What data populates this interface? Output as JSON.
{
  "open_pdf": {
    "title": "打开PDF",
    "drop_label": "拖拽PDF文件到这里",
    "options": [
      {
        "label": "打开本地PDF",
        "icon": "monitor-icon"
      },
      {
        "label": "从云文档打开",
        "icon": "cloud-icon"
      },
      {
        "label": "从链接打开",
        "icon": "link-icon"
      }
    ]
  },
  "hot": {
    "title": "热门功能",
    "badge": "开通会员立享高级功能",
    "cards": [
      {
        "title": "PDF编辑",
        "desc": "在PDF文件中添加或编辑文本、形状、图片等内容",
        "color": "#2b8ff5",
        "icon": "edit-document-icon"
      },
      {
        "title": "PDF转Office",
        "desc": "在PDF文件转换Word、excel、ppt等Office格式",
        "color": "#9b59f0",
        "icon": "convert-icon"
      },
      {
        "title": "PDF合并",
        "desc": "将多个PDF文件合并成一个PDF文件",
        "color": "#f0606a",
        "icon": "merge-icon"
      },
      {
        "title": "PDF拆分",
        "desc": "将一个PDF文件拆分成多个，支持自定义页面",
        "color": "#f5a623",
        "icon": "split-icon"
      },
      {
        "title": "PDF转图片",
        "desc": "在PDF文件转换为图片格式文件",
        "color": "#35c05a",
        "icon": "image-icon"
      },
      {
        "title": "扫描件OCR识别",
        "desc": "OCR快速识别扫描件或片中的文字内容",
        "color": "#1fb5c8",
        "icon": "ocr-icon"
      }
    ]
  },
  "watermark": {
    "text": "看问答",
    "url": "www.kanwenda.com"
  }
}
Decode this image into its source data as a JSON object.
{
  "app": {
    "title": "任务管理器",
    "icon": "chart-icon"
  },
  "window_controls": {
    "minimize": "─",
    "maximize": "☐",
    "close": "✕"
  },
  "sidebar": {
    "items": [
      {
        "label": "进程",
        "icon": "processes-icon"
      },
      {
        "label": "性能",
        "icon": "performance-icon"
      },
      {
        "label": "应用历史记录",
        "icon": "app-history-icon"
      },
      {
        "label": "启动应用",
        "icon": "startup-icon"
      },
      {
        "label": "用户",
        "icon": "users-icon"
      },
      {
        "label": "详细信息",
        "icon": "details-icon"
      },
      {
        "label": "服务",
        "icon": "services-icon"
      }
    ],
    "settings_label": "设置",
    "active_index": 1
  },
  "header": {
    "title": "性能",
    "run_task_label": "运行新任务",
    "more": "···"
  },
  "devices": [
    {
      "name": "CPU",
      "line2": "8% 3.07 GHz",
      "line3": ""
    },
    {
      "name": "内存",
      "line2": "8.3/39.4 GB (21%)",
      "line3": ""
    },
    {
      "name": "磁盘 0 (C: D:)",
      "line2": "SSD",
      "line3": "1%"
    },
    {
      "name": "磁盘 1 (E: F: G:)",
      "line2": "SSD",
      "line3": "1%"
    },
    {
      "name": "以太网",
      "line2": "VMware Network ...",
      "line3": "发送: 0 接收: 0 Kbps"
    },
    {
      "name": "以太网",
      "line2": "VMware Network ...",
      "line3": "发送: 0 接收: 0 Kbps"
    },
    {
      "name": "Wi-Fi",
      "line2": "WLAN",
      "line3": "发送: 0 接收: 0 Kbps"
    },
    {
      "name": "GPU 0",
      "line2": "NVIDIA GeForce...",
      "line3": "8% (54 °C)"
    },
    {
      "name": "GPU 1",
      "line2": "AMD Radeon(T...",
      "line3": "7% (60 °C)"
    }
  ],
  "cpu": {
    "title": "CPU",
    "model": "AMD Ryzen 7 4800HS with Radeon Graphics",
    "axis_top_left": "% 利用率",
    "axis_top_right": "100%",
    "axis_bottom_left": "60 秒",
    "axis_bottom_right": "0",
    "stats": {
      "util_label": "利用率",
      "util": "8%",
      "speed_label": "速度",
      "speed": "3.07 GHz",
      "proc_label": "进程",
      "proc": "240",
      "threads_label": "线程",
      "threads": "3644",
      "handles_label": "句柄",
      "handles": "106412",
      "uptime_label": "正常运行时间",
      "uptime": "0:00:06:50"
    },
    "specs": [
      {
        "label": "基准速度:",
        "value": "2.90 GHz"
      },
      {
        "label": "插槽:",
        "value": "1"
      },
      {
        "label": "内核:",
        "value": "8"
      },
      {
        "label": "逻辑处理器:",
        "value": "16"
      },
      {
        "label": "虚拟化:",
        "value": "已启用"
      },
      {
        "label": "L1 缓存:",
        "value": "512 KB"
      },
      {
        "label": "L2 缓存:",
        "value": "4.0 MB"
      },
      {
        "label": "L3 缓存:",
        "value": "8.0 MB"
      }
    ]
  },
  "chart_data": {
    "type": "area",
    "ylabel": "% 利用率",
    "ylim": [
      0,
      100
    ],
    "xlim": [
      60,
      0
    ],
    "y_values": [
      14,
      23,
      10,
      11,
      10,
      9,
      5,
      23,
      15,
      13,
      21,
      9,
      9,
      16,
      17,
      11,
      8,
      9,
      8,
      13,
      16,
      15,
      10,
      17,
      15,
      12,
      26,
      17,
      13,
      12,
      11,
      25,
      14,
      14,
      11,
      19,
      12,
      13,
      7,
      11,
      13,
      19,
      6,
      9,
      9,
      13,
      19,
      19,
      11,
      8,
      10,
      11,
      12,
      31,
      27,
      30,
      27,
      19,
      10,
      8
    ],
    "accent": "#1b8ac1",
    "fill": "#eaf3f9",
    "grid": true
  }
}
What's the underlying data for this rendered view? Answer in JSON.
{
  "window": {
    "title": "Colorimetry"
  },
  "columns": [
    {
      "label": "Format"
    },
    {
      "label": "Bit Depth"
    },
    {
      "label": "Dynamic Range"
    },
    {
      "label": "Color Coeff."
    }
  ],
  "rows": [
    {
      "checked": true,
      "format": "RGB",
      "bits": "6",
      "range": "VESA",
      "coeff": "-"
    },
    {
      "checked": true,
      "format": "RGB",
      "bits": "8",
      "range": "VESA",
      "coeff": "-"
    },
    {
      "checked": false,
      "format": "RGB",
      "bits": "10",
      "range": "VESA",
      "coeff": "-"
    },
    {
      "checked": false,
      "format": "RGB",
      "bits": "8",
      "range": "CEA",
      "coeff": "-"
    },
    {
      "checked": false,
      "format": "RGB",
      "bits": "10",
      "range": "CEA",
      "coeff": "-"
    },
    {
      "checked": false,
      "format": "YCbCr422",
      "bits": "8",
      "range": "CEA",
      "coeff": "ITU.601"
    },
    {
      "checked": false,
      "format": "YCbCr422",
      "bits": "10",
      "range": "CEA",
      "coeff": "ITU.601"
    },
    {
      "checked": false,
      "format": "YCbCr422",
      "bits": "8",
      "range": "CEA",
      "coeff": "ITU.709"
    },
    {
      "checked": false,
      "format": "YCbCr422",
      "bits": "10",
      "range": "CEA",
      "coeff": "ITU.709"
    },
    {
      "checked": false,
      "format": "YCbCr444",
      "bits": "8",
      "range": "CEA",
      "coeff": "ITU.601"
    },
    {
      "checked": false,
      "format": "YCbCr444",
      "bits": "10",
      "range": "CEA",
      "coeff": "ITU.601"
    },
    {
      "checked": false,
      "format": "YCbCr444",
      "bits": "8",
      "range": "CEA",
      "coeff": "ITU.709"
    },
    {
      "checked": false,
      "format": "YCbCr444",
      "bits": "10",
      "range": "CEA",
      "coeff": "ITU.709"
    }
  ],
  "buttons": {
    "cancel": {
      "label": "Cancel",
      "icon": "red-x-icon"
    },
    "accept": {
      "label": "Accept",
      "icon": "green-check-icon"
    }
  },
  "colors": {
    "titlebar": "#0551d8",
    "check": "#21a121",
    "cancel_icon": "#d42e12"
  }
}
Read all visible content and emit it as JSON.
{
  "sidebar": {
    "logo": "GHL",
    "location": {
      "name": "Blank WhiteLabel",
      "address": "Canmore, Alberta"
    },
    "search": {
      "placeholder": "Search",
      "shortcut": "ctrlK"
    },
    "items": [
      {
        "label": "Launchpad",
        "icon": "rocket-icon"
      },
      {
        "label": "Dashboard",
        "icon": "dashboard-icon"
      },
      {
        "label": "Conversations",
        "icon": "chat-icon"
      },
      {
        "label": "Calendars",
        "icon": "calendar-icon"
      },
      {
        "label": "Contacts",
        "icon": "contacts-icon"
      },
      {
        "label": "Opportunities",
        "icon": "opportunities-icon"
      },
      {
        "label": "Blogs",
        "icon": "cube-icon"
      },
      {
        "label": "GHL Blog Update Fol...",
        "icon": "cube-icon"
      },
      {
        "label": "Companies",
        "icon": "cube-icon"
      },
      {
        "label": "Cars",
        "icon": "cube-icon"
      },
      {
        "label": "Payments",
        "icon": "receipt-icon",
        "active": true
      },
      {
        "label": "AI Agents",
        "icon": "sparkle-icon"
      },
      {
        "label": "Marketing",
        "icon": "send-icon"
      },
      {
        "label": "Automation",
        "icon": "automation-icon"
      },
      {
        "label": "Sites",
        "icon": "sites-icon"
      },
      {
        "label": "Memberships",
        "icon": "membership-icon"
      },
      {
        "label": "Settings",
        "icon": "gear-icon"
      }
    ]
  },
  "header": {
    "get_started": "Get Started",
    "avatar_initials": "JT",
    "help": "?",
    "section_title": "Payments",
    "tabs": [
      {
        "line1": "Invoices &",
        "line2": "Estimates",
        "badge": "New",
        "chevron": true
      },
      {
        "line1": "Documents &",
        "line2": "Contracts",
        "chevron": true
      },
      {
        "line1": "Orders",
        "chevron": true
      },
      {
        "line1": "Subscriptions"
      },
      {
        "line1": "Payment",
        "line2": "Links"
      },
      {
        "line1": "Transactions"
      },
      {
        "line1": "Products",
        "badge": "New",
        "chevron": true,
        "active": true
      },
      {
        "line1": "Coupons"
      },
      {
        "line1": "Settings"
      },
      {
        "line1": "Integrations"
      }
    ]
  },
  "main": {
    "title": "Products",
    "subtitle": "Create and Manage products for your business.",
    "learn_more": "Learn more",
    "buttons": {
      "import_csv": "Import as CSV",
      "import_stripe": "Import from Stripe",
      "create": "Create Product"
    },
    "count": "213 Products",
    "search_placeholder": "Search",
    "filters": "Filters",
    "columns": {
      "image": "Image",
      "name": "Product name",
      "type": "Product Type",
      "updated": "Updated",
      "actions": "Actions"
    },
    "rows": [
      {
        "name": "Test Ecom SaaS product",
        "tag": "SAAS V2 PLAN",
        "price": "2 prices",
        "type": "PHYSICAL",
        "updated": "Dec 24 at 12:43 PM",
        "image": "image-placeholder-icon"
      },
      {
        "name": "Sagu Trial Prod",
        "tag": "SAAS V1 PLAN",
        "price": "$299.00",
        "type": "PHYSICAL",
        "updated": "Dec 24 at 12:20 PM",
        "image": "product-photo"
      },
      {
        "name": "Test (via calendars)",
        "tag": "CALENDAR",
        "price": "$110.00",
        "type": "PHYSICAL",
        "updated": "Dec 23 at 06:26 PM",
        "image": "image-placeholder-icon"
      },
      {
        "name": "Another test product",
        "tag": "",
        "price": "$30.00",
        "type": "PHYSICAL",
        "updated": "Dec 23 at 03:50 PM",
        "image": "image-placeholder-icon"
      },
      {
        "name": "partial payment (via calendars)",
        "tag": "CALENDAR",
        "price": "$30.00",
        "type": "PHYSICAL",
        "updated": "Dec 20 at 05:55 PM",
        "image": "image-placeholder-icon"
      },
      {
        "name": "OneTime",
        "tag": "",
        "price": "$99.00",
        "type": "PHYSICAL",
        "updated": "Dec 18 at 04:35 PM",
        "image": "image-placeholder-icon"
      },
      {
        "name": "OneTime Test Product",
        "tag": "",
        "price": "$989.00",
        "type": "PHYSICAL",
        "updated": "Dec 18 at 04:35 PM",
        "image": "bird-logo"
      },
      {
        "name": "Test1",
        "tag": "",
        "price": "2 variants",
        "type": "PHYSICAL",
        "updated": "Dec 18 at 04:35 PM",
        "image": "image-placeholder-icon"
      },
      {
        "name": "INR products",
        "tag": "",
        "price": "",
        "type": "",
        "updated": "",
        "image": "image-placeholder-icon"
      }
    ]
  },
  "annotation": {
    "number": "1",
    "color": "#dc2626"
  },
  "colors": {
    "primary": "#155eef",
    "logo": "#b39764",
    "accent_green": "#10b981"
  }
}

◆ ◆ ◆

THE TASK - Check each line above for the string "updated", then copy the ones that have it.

SOLUTION FOR THIS TASK -
      "updated": "Updated",
        "updated": "Dec 24 at 12:43 PM",
        "updated": "Dec 24 at 12:20 PM",
        "updated": "Dec 23 at 06:26 PM",
        "updated": "Dec 23 at 03:50 PM",
        "updated": "Dec 20 at 05:55 PM",
        "updated": "Dec 18 at 04:35 PM",
        "updated": "Dec 18 at 04:35 PM",
        "updated": "Dec 18 at 04:35 PM",
        "updated": "",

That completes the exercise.